## Requirement
All of the records below are to be given again word for word, with the pictures removed.

## Excerpts from an interface dataset
------------------------------

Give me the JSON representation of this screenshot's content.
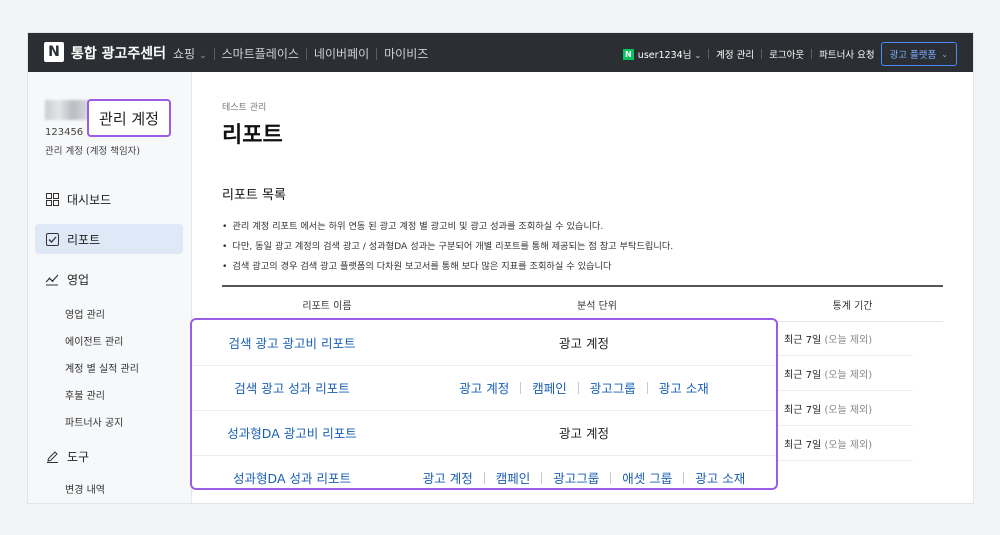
{
  "topbar": {
    "logo": "N",
    "brand": "통합 광고주센터",
    "nav": [
      {
        "label": "쇼핑",
        "has_dropdown": true
      },
      {
        "label": "스마트플레이스",
        "has_dropdown": false
      },
      {
        "label": "네이버페이",
        "has_dropdown": false
      },
      {
        "label": "마이비즈",
        "has_dropdown": false
      }
    ],
    "user": "user1234님",
    "account_manage": "계정 관리",
    "logout": "로그아웃",
    "partner_request": "파트너사 요청",
    "platform_button": "광고 플랫폼"
  },
  "sidebar": {
    "account_id": "123456",
    "account_role": "관리 계정 (계정 책임자)",
    "callout": "관리 계정",
    "menu": [
      {
        "key": "dashboard",
        "label": "대시보드",
        "icon": "dashboard-icon"
      },
      {
        "key": "report",
        "label": "리포트",
        "icon": "report-check-icon",
        "active": true
      },
      {
        "key": "sales",
        "label": "영업",
        "icon": "chart-line-icon"
      }
    ],
    "sales_sub": [
      "영업 관리",
      "에이전트 관리",
      "계정 별 실적 관리",
      "후불 관리",
      "파트너사 공지"
    ],
    "tools": {
      "label": "도구",
      "icon": "pencil-icon"
    },
    "tools_sub": [
      "변경 내역"
    ]
  },
  "main": {
    "breadcrumb": "테스트 관리",
    "title": "리포트",
    "section_title": "리포트 목록",
    "notes": [
      "관리 계정 리포트 에서는 하위 연동 된 광고 계정 별 광고비 및 광고 성과를 조회하실 수 있습니다.",
      "다만, 동일 광고 계정의 검색 광고 / 성과형DA 성과는 구분되어 개별 리포트를 통해 제공되는 점 참고 부탁드립니다.",
      "검색 광고의 경우 검색 광고 플랫폼의 다차원 보고서를 통해  보다 많은 지표를 조회하실 수 있습니다"
    ],
    "table": {
      "headers": [
        "리포트 이름",
        "분석 단위",
        "통계 기간"
      ],
      "rows": [
        {
          "name": "검색 광고 광고비 리포트",
          "units": [
            "광고 계정"
          ],
          "units_linked": false,
          "period": "최근 7일",
          "period_note": "(오늘 제외)"
        },
        {
          "name": "검색 광고 성과 리포트",
          "units": [
            "광고 계정",
            "캠페인",
            "광고그룹",
            "광고 소재"
          ],
          "units_linked": true,
          "period": "최근 7일",
          "period_note": "(오늘 제외)"
        },
        {
          "name": "성과형DA 광고비 리포트",
          "units": [
            "광고 계정"
          ],
          "units_linked": false,
          "period": "최근 7일",
          "period_note": "(오늘 제외)"
        },
        {
          "name": "성과형DA 성과 리포트",
          "units": [
            "광고 계정",
            "캠페인",
            "광고그룹",
            "애셋 그룹",
            "광고 소재"
          ],
          "units_linked": true,
          "period": "최근 7일",
          "period_note": "(오늘 제외)"
        }
      ]
    }
  },
  "colors": {
    "topbar_bg": "#2b2e33",
    "link": "#1a5fb4",
    "highlight": "#9b5de5",
    "active_menu_bg": "#dfe8f7",
    "naver_green": "#03c75a"
  }
}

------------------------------

## Expected output
Give me the JSON representation of this screenshot's content.
{
  "topbar": {
    "logo": "N",
    "brand": "통합 광고주센터",
    "nav": [
      {
        "label": "쇼핑",
        "has_dropdown": true
      },
      {
        "label": "스마트플레이스",
        "has_dropdown": false
      },
      {
        "label": "네이버페이",
        "has_dropdown": false
      },
      {
        "label": "마이비즈",
        "has_dropdown": false
      }
    ],
    "user": "user1234님",
    "account_manage": "계정 관리",
    "logout": "로그아웃",
    "partner_request": "파트너사 요청",
    "platform_button": "광고 플랫폼"
  },
  "sidebar": {
    "account_id": "123456",
    "account_role": "관리 계정 (계정 책임자)",
    "callout": "관리 계정",
    "menu": [
      {
        "key": "dashboard",
        "label": "대시보드",
        "icon": "dashboard-icon"
      },
      {
        "key": "report",
        "label": "리포트",
        "icon": "report-check-icon",
        "active": true
      },
      {
        "key": "sales",
        "label": "영업",
        "icon": "chart-line-icon"
      }
    ],
    "sales_sub": [
      "영업 관리",
      "에이전트 관리",
      "계정 별 실적 관리",
      "후불 관리",
      "파트너사 공지"
    ],
    "tools": {
      "label": "도구",
      "icon": "pencil-icon"
    },
    "tools_sub": [
      "변경 내역"
    ]
  },
  "main": {
    "breadcrumb": "테스트 관리",
    "title": "리포트",
    "section_title": "리포트 목록",
    "notes": [
      "관리 계정 리포트 에서는 하위 연동 된 광고 계정 별 광고비 및 광고 성과를 조회하실 수 있습니다.",
      "다만, 동일 광고 계정의 검색 광고 / 성과형DA 성과는 구분되어 개별 리포트를 통해 제공되는 점 참고 부탁드립니다.",
      "검색 광고의 경우 검색 광고 플랫폼의 다차원 보고서를 통해  보다 많은 지표를 조회하실 수 있습니다"
    ],
    "table": {
      "headers": [
        "리포트 이름",
        "분석 단위",
        "통계 기간"
      ],
      "rows": [
        {
          "name": "검색 광고 광고비 리포트",
          "units": [
            "광고 계정"
          ],
          "units_linked": false,
          "period": "최근 7일",
          "period_note": "(오늘 제외)"
        },
        {
          "name": "검색 광고 성과 리포트",
          "units": [
            "광고 계정",
            "캠페인",
            "광고그룹",
            "광고 소재"
          ],
          "units_linked": true,
          "period": "최근 7일",
          "period_note": "(오늘 제외)"
        },
        {
          "name": "성과형DA 광고비 리포트",
          "units": [
            "광고 계정"
          ],
          "units_linked": false,
          "period": "최근 7일",
          "period_note": "(오늘 제외)"
        },
        {
          "name": "성과형DA 성과 리포트",
          "units": [
            "광고 계정",
            "캠페인",
            "광고그룹",
            "애셋 그룹",
            "광고 소재"
          ],
          "units_linked": true,
          "period": "최근 7일",
          "period_note": "(오늘 제외)"
        }
      ]
    }
  },
  "colors": {
    "topbar_bg": "#2b2e33",
    "link": "#1a5fb4",
    "highlight": "#9b5de5",
    "active_menu_bg": "#dfe8f7",
    "naver_green": "#03c75a"
  }
}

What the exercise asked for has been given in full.